(To be continued)
1. "The economical rôle of war in capitalism's decadent phase", Revolutionary Perspectives 37, November 2005, Publication of the CWO, IBRP english group.
2. See for instance the article Reply to the IBRP (Part 1) : The Nature of Capitalist War : "In the decadent period these crises of the devaluation of capital continue and have become more or less chronic (see our polemical article with the IBRP in International Review no 79, the section “The nature of “cycles of accumulation” in capitalist decadence”). However, this inherent and consubstantial feature of capitalism, superimposes itself on another characteristic of its decadent epoch, which is the fruit of the extreme aggravation of the contradictions carried within this epoch: the tendency to the destruction and sterilisation of capital" (International Review 82, 1995).

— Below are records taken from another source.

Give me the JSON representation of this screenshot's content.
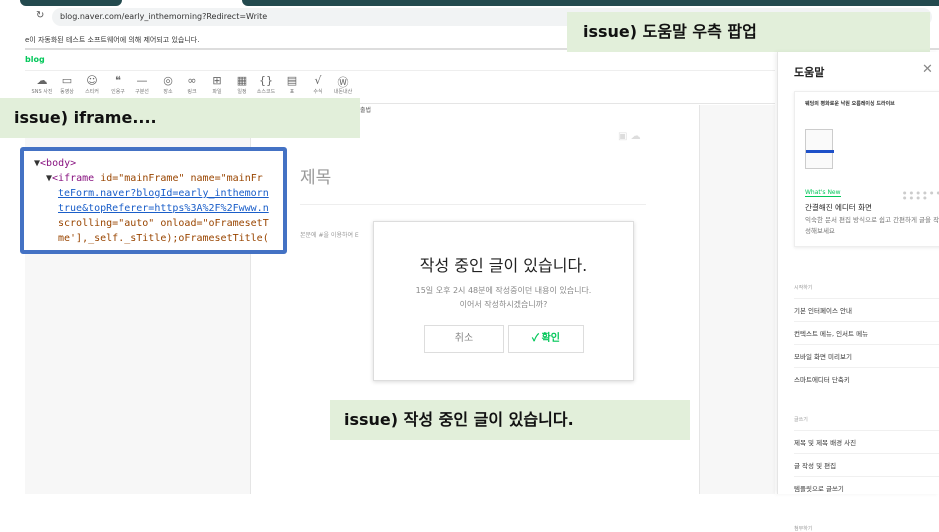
{
  "browser": {
    "url": "blog.naver.com/early_inthemorning?Redirect=Write",
    "info_bar": "e이 자동화된 테스트 소프트웨어에 의해 제어되고 있습니다.",
    "reload_icon": "↻"
  },
  "app": {
    "logo": "blog"
  },
  "toolbar": [
    {
      "icon": "☁",
      "label": "SNS 사진"
    },
    {
      "icon": "▭",
      "label": "동영상"
    },
    {
      "icon": "☺",
      "label": "스티커"
    },
    {
      "icon": "❝",
      "label": "인용구"
    },
    {
      "icon": "—",
      "label": "구분선"
    },
    {
      "icon": "◎",
      "label": "장소"
    },
    {
      "icon": "∞",
      "label": "링크"
    },
    {
      "icon": "⊞",
      "label": "파일"
    },
    {
      "icon": "▦",
      "label": "일정"
    },
    {
      "icon": "{}",
      "label": "소스코드"
    },
    {
      "icon": "▤",
      "label": "표"
    },
    {
      "icon": "√",
      "label": "수식"
    },
    {
      "icon": "Ⓦ",
      "label": "내돈내산"
    }
  ],
  "editor": {
    "subtab": "출법",
    "title_placeholder": "제목",
    "body_placeholder": "본문에 #을 이용하여 E",
    "side_icons": "▣ ☁"
  },
  "dialog": {
    "title": "작성 중인 글이 있습니다.",
    "message_line1": "15일 오후 2시 48분에 작성중이던 내용이 있습니다.",
    "message_line2": "이어서 작성하시겠습니까?",
    "cancel": "취소",
    "confirm": "확인",
    "confirm_icon": "✓"
  },
  "devtools": {
    "line1": "<body>",
    "line2_tag": "<iframe",
    "line2_attrs": " id=\"mainFrame\" name=\"mainFr",
    "line3": "teForm.naver?blogId=early_inthemorn",
    "line4": "true&topReferer=https%3A%2F%2Fwww.n",
    "line5": "scrolling=\"auto\" onload=\"oFramesetT",
    "line6": "me'],_self._sTitle);oFramesetTitle("
  },
  "callouts": {
    "iframe": "issue) iframe....",
    "help_popup": "issue) 도움말 우측 팝업",
    "draft": "issue) 작성 중인 글이 있습니다."
  },
  "help_panel": {
    "title": "도움말",
    "close": "✕",
    "card": {
      "headline": "웨딩의 평화로운 낙원 오름레이싱 드라이브",
      "whats_new": "What's New",
      "dots": "● ● ● ● ● ● ● ● ● ●",
      "heading": "간결해진 에디터 화면",
      "desc": "익숙한 문서 편집 방식으로 쉽고 간편하게 글을 작성해보세요"
    },
    "sections": [
      {
        "title": "시작하기",
        "items": [
          "기본 인터페이스 안내",
          "컨텍스트 메뉴, 인서트 메뉴",
          "모바일 화면 미리보기",
          "스마트에디터 단축키"
        ]
      },
      {
        "title": "글쓰기",
        "items": [
          "제목 및 제목 배경 사진",
          "글 작성 및 편집",
          "템플릿으로 글쓰기"
        ]
      },
      {
        "title": "첨부하기",
        "items": []
      }
    ]
  }
}
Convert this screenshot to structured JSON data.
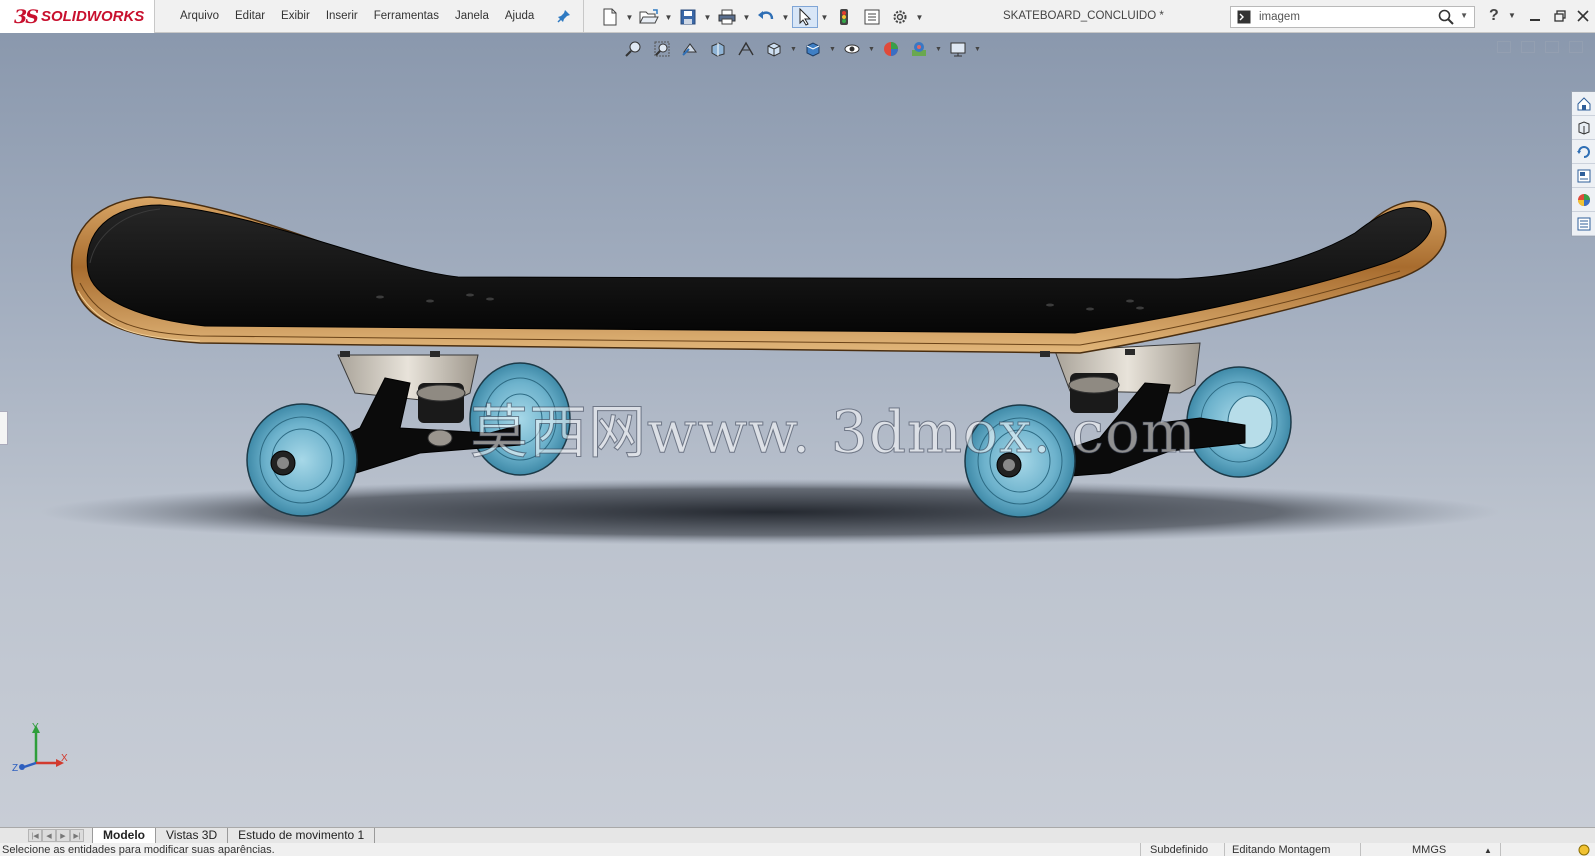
{
  "app": {
    "brand_prefix": "3S",
    "brand_name": "SOLIDWORKS"
  },
  "menu": [
    {
      "label": "Arquivo"
    },
    {
      "label": "Editar"
    },
    {
      "label": "Exibir"
    },
    {
      "label": "Inserir"
    },
    {
      "label": "Ferramentas"
    },
    {
      "label": "Janela"
    },
    {
      "label": "Ajuda"
    }
  ],
  "document": {
    "title": "SKATEBOARD_CONCLUIDO *"
  },
  "search": {
    "value": "imagem",
    "placeholder": "imagem"
  },
  "help": {
    "label": "?"
  },
  "viewport": {
    "watermark": "莫西网www. 3dmox. com",
    "triad": {
      "y": "Y",
      "x": "X",
      "z": "Z"
    }
  },
  "colors": {
    "accent": "#c8102e",
    "deck_grip": "#0e0e0e",
    "deck_wood": "#b07a3a",
    "wheel": "#5fa9c6",
    "truck": "#0a0a0a",
    "baseplate": "#cdc7be"
  },
  "bottom_tabs": [
    {
      "label": "Modelo",
      "active": true
    },
    {
      "label": "Vistas 3D",
      "active": false
    },
    {
      "label": "Estudo de movimento 1",
      "active": false
    }
  ],
  "status": {
    "message": "Selecione as entidades para modificar suas aparências.",
    "definition": "Subdefinido",
    "mode": "Editando Montagem",
    "units": "MMGS"
  }
}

3.. Even the revolutionaries who understand decadence as a brake or an "absolute" destruction of productive forces, don't stop to defend the economical "rationality" of imperialist war but also they consider it as the unique "rationality", it means as the unique "raison d'être" as unique mean for capitalism survival : "The collapse of the capitalist world which has historically exhausted any possibility of development, finds in modern war, in imperialist war, the expression of this collapse which, without opening up any possibility of ulterior development of production, doesn't but swallow up the productive forces in the abyss and accumulate ruins upon ruins in an increased rate. (...) The lack of new outlets and new markets where the surplus value contained in the products can realize, opens up a permament crisis of the capitalist system. (...) More the market contracts, more the struggle for controling the raw materials and the mastering of world market becomes fierce. The economical struggle between various groups of capitalists increasingly concentrates itself and adopts its most achieved form between States. The exacerbated struggle between States can't but finally be resolved through the military force" (Report on the International Situation, Gauche Communiste de France, 1945, republished in International Review 59, 1995).
4. "In 1939, Hilter declared the Second World War to cries of « Germany must export or die ! »" (ICC, The Decadence of Capitalism, translated by us).
5. We already dealt with the criticism of the theory of decomposition and chaos in our bulletin.
6."Society as a whole is affected by capitalism's decomposition (...). The proletariat is not spared these effects, and its class consciousness, its confidence in the future, its class solidarity are constantly under attack by the ideology and social practice engendered by this decomposition: nihilism, escapism into irrational and mystical ideologies, atomisation and the dissolution of human solidarity in favour of the false collective of gangs or clans. The revolutionary minority itself is not immune from the negative effects of decomposition, in particular through the resurgence of political parasitism" (Resolution on International Situation, Extraordinary Conference, 2002, International Review 110).
Communist Bulletin Nš 34 - Internal Fraction of ICC